To do: Count the lines in the entries that contain "true". Say the number and nothing more.

(Stored data entries)
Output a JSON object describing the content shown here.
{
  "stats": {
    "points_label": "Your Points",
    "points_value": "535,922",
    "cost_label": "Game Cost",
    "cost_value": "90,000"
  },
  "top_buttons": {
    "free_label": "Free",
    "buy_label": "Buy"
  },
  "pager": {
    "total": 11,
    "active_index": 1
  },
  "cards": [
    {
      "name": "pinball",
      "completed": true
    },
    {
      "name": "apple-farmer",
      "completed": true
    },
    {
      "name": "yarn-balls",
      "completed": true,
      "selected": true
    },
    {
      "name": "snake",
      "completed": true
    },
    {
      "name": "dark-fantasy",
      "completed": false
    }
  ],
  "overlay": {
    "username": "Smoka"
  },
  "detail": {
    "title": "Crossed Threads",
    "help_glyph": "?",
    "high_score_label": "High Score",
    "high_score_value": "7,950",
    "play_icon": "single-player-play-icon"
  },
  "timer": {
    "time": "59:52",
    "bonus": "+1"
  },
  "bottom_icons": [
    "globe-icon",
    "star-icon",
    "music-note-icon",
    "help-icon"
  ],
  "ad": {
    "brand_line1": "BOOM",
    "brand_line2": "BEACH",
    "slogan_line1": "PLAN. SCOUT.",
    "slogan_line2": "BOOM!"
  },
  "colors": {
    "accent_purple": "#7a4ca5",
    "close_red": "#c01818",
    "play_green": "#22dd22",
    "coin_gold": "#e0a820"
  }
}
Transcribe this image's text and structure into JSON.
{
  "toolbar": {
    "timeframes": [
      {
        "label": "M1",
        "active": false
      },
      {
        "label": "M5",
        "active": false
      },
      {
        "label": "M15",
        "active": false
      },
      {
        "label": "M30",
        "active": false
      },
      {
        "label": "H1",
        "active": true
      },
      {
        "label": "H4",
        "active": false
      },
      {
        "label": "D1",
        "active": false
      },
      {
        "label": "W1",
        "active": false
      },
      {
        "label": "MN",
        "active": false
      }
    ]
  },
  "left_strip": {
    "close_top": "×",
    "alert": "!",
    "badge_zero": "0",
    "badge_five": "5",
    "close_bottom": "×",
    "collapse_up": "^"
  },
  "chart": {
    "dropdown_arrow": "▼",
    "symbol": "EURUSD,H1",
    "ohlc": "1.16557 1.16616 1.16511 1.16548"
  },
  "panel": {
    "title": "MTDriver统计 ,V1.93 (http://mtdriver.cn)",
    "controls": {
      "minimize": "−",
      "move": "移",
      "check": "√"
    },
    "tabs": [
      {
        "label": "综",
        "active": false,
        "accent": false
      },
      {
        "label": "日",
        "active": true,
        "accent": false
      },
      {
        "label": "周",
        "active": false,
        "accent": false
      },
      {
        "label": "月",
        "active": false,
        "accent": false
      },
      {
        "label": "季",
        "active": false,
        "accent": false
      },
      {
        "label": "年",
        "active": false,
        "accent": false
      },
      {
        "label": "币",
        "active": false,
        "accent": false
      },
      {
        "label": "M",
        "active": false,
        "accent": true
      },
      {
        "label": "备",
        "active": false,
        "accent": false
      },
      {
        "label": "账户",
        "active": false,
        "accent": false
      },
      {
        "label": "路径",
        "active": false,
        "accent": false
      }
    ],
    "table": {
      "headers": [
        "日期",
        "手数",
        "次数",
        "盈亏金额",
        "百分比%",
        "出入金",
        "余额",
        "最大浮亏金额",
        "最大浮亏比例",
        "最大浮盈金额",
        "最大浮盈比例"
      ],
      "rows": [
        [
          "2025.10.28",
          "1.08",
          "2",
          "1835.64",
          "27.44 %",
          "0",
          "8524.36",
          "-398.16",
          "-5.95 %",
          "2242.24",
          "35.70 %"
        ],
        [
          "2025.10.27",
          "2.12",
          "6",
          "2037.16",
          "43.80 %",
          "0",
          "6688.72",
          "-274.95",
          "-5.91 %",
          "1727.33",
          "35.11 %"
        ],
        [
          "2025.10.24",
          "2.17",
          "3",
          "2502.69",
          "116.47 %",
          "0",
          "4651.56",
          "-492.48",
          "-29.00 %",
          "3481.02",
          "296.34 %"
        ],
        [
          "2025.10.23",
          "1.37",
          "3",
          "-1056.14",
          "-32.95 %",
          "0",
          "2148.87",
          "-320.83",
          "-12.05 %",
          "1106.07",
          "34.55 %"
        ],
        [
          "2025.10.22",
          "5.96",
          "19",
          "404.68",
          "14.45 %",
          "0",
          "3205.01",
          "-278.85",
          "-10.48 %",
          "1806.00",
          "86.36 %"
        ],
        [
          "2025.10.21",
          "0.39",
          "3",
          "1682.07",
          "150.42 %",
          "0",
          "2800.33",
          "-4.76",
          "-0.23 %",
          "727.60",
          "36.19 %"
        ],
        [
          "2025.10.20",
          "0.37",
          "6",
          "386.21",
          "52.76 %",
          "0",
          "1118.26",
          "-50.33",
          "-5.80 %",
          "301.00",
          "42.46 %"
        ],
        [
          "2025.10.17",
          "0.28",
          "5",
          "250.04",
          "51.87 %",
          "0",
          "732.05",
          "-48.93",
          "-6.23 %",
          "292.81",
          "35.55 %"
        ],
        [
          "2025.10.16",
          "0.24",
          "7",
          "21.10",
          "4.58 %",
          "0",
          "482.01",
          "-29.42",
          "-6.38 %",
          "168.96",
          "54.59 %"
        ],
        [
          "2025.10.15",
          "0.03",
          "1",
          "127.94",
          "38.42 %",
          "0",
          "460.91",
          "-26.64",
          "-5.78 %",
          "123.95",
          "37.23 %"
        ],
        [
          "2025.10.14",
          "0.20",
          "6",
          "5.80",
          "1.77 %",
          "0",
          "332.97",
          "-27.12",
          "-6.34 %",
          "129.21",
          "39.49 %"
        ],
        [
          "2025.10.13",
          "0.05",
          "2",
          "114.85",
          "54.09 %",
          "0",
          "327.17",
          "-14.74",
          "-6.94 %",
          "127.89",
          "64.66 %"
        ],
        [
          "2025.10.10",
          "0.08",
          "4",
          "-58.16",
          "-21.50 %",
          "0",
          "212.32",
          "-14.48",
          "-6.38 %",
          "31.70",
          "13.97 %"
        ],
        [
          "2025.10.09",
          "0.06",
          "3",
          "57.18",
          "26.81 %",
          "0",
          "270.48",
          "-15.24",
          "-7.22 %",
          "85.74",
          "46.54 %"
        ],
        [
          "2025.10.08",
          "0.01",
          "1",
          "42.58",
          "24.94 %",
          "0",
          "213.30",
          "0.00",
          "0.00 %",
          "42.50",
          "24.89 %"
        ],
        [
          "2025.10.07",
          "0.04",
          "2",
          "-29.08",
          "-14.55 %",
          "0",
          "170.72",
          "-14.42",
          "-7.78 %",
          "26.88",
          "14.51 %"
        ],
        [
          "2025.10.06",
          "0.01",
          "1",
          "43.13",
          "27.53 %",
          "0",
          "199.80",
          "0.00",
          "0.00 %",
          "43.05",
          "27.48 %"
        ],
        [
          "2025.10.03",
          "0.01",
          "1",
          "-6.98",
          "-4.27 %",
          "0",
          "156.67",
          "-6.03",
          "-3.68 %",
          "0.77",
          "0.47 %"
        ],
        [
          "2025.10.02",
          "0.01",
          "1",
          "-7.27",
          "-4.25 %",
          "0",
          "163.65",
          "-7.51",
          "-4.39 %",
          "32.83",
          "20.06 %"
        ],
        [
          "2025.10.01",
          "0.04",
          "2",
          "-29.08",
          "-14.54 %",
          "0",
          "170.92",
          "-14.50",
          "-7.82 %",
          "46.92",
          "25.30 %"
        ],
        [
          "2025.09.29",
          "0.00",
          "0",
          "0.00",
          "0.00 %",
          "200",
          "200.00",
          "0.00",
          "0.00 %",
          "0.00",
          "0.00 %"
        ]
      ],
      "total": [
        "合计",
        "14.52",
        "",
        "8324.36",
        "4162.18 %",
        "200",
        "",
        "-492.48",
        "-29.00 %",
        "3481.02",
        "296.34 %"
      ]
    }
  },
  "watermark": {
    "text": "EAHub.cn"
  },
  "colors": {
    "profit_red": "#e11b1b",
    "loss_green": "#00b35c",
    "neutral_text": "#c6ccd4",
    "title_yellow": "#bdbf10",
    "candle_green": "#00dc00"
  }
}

Answer space: 8